DATA UNDER STUDY Start Marker

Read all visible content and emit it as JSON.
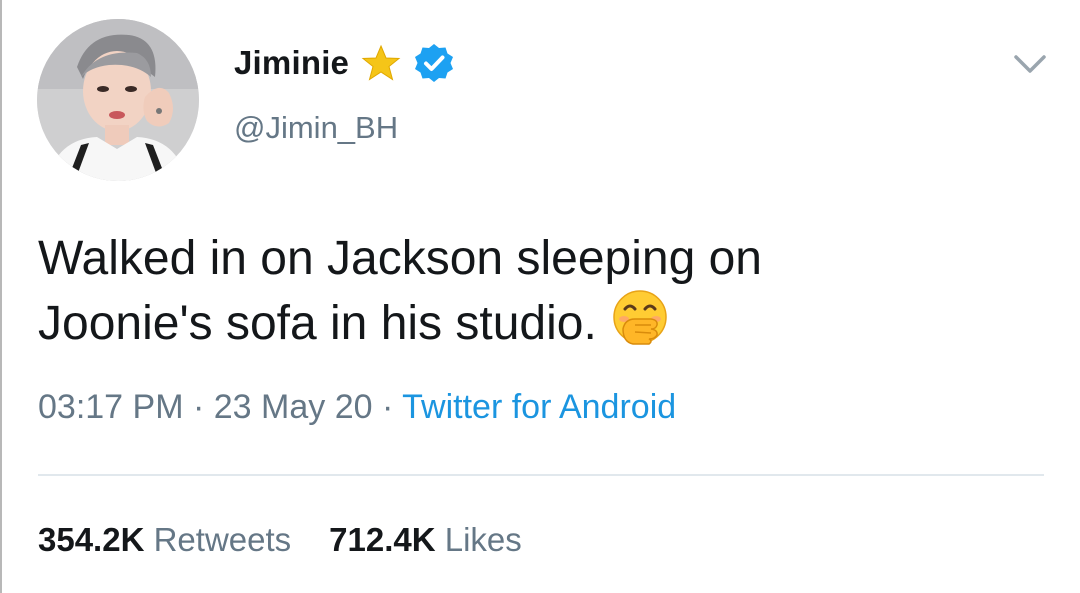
{
  "author": {
    "display_name": "Jiminie",
    "handle": "@Jimin_BH",
    "badges": [
      "star-icon",
      "verified-icon"
    ],
    "avatar": "profile photo"
  },
  "tweet": {
    "text_line1": "Walked in on Jackson sleeping on",
    "text_line2": "Joonie's sofa in his studio.",
    "emoji": "face-with-hand-over-mouth-icon",
    "time": "03:17 PM",
    "separator": "·",
    "date": "23 May 20",
    "source": "Twitter for Android"
  },
  "stats": {
    "retweets_count": "354.2K",
    "retweets_label": "Retweets",
    "likes_count": "712.4K",
    "likes_label": "Likes"
  },
  "colors": {
    "text": "#14171a",
    "secondary": "#657786",
    "link": "#1b95e0",
    "verified": "#1da1f2",
    "star": "#f5c518",
    "divider": "#e1e8ed"
  }
}
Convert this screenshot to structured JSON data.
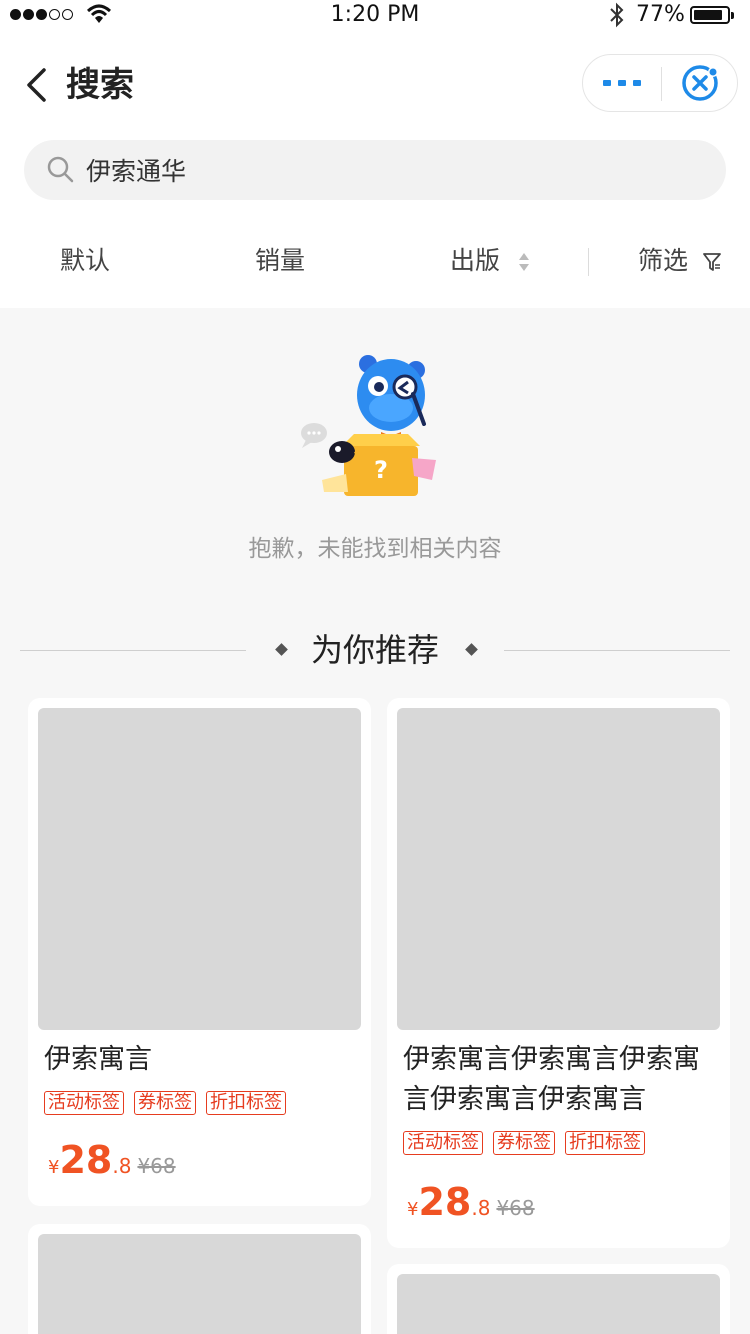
{
  "status_bar": {
    "time": "1:20 PM",
    "battery": "77%"
  },
  "nav": {
    "title": "搜索"
  },
  "search": {
    "value": "伊索通华"
  },
  "sort_tabs": {
    "default": "默认",
    "sales": "销量",
    "publish": "出版",
    "filter": "筛选"
  },
  "empty_state": {
    "message": "抱歉，未能找到相关内容"
  },
  "recommend": {
    "title": "为你推荐"
  },
  "products": [
    {
      "title": "伊索寓言",
      "tags": [
        "活动标签",
        "券标签",
        "折扣标签"
      ],
      "currency": "¥",
      "price_int": "28",
      "price_dec": ".8",
      "original_price": "¥68"
    },
    {
      "title": "伊索寓言伊索寓言伊索寓言伊索寓言伊索寓言",
      "tags": [
        "活动标签",
        "券标签",
        "折扣标签"
      ],
      "currency": "¥",
      "price_int": "28",
      "price_dec": ".8",
      "original_price": "¥68"
    }
  ],
  "colors": {
    "accent": "#1e8ae8",
    "price": "#f05323",
    "tag": "#e63c1f",
    "placeholder": "#d8d8d8"
  }
}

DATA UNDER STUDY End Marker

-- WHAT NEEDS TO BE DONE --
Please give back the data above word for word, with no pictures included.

-- REPLY --
Read all visible content and emit it as JSON.
{
  "author": {
    "display_name": "Jiminie",
    "handle": "@Jimin_BH",
    "badges": [
      "star-icon",
      "verified-icon"
    ],
    "avatar": "profile photo"
  },
  "tweet": {
    "text_line1": "Walked in on Jackson sleeping on",
    "text_line2": "Joonie's sofa in his studio.",
    "emoji": "face-with-hand-over-mouth-icon",
    "time": "03:17 PM",
    "separator": "·",
    "date": "23 May 20",
    "source": "Twitter for Android"
  },
  "stats": {
    "retweets_count": "354.2K",
    "retweets_label": "Retweets",
    "likes_count": "712.4K",
    "likes_label": "Likes"
  },
  "colors": {
    "text": "#14171a",
    "secondary": "#657786",
    "link": "#1b95e0",
    "verified": "#1da1f2",
    "star": "#f5c518",
    "divider": "#e1e8ed"
  }
}
Convert this screenshot to structured JSON data.
{
  "status_bar": {
    "time": "1:20 PM",
    "battery": "77%"
  },
  "nav": {
    "title": "搜索"
  },
  "search": {
    "value": "伊索通华"
  },
  "sort_tabs": {
    "default": "默认",
    "sales": "销量",
    "publish": "出版",
    "filter": "筛选"
  },
  "empty_state": {
    "message": "抱歉，未能找到相关内容"
  },
  "recommend": {
    "title": "为你推荐"
  },
  "products": [
    {
      "title": "伊索寓言",
      "tags": [
        "活动标签",
        "券标签",
        "折扣标签"
      ],
      "currency": "¥",
      "price_int": "28",
      "price_dec": ".8",
      "original_price": "¥68"
    },
    {
      "title": "伊索寓言伊索寓言伊索寓言伊索寓言伊索寓言",
      "tags": [
        "活动标签",
        "券标签",
        "折扣标签"
      ],
      "currency": "¥",
      "price_int": "28",
      "price_dec": ".8",
      "original_price": "¥68"
    }
  ],
  "colors": {
    "accent": "#1e8ae8",
    "price": "#f05323",
    "tag": "#e63c1f",
    "placeholder": "#d8d8d8"
  }
}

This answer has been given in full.